— DIRECTIONS —
Please say how many lines in the material include the string "JSON", and nothing else.

— RECORDS FOR THIS TASK —
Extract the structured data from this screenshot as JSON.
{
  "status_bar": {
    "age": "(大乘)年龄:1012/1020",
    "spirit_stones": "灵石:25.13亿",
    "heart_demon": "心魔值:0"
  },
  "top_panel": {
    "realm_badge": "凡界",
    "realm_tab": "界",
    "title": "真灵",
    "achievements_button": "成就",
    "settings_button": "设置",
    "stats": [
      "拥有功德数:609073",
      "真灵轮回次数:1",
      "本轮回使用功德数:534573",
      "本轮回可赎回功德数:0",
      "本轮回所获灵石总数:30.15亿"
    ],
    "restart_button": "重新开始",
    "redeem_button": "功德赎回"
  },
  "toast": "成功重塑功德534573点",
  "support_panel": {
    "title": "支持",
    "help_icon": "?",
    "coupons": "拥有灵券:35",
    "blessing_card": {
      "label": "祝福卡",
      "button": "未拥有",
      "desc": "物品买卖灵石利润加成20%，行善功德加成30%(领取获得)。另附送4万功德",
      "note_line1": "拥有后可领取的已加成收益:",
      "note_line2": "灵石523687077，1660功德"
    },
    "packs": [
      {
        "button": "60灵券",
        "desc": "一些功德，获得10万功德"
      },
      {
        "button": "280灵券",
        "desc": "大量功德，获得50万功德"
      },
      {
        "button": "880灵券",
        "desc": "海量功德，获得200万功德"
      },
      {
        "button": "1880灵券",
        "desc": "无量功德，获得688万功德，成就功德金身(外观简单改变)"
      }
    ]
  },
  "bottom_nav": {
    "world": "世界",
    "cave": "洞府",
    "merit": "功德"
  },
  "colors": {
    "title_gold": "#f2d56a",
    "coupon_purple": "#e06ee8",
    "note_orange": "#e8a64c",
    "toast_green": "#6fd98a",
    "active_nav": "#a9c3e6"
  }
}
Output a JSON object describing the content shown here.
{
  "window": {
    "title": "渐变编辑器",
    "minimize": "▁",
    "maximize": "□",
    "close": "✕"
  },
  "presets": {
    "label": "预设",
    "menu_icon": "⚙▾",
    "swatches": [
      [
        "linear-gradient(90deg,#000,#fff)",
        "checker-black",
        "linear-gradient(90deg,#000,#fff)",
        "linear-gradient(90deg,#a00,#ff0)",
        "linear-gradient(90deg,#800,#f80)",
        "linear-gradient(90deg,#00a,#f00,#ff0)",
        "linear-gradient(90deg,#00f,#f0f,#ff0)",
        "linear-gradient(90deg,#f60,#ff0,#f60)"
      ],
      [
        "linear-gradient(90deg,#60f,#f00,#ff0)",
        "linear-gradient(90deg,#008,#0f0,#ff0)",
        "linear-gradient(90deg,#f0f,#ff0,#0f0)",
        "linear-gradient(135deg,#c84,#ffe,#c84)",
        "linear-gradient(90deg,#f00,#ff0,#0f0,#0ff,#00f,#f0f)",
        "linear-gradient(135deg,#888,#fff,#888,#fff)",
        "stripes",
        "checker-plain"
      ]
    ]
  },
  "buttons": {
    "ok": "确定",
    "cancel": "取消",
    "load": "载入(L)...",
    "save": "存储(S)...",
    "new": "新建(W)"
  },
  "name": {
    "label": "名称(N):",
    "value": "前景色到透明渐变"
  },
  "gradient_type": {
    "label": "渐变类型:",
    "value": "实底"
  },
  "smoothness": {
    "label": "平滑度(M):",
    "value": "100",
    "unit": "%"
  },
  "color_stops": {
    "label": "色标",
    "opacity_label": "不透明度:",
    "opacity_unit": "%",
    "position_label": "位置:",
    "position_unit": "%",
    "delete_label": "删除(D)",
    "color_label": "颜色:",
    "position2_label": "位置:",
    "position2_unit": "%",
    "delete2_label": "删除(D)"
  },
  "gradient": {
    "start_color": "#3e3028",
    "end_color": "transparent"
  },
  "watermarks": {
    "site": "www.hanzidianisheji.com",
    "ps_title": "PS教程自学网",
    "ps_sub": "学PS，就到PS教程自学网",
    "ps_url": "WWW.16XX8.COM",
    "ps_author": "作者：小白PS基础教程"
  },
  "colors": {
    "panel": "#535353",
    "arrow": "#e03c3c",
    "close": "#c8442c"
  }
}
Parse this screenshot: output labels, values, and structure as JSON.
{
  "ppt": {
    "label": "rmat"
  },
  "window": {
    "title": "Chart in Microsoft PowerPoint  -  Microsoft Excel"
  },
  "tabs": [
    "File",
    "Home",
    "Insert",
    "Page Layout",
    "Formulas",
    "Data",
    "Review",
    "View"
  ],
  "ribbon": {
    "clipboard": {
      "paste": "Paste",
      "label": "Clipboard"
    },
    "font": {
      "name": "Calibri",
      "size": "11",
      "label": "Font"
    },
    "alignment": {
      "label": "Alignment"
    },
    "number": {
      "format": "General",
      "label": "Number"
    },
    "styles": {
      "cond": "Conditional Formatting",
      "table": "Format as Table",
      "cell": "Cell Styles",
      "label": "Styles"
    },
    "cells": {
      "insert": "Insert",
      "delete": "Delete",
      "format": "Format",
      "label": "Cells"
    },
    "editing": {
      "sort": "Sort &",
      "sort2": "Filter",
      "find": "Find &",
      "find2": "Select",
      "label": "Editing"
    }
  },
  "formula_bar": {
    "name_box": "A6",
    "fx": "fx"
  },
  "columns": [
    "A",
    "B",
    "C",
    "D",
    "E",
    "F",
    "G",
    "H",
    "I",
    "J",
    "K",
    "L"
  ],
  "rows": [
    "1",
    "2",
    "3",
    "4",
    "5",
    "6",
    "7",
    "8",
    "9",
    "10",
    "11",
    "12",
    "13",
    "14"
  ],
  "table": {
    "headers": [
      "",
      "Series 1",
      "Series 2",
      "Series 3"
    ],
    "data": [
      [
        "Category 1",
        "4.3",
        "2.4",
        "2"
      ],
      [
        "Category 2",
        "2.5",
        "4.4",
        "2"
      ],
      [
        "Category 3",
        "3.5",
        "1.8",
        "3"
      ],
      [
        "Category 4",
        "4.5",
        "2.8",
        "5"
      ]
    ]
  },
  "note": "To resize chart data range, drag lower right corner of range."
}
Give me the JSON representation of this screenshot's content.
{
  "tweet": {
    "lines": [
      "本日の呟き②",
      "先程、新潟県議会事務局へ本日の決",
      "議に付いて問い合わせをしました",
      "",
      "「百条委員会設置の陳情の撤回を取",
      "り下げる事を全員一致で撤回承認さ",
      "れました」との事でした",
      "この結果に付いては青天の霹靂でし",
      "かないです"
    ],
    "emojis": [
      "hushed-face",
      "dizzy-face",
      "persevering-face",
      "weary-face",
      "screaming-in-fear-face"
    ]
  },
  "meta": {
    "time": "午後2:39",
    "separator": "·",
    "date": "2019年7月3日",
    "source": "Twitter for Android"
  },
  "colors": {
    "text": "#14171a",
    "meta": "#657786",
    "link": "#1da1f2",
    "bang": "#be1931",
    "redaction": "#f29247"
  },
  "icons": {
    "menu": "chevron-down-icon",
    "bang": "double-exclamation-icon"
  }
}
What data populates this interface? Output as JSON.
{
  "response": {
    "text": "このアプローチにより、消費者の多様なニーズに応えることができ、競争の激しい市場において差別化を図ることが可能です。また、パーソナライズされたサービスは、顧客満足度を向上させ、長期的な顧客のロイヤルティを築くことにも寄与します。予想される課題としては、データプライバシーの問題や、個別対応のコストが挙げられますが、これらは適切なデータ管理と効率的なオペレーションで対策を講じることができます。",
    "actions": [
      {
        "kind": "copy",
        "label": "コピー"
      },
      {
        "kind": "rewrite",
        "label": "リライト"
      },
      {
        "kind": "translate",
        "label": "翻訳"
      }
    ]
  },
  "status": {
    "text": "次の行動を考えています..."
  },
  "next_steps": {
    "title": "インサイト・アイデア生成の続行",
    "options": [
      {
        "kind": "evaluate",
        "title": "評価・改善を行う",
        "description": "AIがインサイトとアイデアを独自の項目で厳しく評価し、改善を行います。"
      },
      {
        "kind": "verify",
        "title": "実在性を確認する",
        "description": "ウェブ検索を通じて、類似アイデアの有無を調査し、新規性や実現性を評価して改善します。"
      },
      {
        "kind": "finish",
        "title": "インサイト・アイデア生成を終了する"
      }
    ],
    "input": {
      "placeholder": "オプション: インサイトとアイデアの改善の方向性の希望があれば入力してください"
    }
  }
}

— SOLUTION TO THE PROBLEM —
5